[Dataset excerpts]
Start of Block
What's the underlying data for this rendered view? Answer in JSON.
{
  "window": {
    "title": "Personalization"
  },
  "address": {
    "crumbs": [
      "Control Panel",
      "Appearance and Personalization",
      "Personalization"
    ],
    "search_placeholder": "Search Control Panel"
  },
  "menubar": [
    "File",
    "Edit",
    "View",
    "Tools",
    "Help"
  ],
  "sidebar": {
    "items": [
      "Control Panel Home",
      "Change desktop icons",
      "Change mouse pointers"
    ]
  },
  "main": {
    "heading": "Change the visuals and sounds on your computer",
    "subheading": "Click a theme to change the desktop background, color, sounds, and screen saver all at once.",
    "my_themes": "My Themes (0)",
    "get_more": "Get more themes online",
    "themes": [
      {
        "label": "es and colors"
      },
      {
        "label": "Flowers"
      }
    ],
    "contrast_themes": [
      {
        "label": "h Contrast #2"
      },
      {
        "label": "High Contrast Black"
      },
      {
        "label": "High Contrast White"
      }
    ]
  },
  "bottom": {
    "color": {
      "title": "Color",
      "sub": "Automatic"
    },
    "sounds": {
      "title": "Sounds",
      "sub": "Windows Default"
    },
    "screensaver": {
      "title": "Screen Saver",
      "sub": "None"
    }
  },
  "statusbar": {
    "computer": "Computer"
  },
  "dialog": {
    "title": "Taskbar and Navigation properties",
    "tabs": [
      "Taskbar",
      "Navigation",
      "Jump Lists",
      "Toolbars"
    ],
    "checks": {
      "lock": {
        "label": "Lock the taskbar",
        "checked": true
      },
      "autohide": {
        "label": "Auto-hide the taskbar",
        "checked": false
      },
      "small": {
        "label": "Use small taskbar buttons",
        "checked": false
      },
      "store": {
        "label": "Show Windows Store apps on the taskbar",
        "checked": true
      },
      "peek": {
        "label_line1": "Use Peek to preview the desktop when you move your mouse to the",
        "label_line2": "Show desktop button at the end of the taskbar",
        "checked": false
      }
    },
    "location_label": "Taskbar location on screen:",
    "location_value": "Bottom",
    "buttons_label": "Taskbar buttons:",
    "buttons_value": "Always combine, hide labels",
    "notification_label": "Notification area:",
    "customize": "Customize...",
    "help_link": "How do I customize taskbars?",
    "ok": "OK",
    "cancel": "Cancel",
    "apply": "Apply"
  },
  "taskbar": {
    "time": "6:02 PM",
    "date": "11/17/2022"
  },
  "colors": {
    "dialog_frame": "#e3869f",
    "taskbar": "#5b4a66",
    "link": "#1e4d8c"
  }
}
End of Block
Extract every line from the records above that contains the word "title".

Solution to the exercise
    "title": "Personalization"
      "title": "Color",
      "title": "Sounds",
      "title": "Screen Saver",
    "title": "Taskbar and Navigation properties",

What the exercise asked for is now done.